START RECORDS PROVIDED

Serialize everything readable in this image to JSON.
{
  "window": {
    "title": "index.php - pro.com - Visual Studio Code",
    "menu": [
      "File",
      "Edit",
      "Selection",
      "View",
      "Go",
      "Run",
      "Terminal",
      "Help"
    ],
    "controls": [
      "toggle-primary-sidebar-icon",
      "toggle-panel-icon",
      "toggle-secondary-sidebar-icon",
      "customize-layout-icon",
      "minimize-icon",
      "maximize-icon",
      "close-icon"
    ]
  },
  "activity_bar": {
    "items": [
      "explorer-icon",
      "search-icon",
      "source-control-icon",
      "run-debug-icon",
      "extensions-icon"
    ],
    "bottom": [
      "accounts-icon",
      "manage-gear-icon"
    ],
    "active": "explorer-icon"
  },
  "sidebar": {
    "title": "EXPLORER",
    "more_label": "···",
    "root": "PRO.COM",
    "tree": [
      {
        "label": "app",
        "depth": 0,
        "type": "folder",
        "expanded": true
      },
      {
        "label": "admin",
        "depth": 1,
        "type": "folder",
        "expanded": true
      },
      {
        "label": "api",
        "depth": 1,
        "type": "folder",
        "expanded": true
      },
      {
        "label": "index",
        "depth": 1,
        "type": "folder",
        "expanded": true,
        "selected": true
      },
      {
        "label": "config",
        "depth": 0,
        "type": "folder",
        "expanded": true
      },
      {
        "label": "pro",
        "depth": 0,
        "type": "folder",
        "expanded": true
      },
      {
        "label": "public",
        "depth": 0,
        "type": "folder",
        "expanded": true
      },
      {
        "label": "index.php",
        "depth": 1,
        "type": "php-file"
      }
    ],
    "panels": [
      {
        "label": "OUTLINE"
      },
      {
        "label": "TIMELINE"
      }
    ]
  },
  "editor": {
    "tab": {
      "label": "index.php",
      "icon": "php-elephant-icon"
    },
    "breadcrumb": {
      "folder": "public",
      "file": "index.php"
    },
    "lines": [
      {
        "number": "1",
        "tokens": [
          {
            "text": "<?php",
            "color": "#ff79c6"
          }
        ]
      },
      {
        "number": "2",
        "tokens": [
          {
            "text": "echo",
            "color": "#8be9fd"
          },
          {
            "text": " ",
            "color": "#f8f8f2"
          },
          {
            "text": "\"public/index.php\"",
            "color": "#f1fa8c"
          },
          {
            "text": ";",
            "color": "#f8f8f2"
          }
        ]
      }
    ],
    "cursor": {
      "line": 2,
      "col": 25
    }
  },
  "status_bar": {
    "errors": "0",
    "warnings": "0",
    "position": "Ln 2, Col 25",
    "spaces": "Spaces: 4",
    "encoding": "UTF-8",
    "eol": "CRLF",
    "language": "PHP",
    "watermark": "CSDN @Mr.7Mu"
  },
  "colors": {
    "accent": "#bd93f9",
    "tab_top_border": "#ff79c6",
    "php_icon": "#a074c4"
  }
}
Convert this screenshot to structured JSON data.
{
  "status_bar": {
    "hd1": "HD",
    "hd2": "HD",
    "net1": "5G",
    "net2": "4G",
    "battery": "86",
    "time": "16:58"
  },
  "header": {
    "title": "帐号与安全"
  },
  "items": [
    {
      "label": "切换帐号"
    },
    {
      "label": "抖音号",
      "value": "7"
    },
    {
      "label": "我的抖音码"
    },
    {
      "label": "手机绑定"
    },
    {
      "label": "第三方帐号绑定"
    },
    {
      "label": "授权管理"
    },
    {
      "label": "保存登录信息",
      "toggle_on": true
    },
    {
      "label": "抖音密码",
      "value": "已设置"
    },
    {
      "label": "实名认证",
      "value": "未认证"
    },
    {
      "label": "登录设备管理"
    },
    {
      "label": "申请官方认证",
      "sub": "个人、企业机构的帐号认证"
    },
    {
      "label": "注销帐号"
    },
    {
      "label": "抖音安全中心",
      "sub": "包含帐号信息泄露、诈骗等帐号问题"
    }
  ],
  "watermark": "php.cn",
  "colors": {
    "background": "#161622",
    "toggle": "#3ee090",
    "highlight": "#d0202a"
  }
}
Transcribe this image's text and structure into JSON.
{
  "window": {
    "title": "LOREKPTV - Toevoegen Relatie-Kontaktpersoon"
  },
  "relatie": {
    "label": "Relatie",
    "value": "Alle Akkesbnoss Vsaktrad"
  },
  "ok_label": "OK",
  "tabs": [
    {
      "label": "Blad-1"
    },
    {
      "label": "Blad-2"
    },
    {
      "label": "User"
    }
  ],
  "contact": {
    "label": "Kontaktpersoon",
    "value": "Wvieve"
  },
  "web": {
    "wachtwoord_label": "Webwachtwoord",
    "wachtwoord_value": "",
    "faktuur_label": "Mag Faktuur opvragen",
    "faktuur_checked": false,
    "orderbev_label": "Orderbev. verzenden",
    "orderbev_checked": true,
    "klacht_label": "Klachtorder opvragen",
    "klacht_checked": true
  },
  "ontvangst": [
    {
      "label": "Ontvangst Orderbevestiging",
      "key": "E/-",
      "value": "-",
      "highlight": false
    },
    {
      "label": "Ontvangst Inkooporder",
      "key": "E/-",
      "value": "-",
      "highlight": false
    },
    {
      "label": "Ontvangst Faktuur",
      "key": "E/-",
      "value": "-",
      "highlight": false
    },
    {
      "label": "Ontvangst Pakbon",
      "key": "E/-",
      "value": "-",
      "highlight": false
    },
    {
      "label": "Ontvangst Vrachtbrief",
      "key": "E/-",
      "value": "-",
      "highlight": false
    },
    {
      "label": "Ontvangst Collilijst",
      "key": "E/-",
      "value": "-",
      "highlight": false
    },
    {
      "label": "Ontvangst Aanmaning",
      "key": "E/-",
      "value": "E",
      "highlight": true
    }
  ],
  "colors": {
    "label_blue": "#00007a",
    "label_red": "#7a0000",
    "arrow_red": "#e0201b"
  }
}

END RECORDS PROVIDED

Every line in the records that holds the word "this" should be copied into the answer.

Serialize everything readable in this image to JSON.
Convert this screenshot to structured JSON data.
Transcribe this image's text and structure into JSON.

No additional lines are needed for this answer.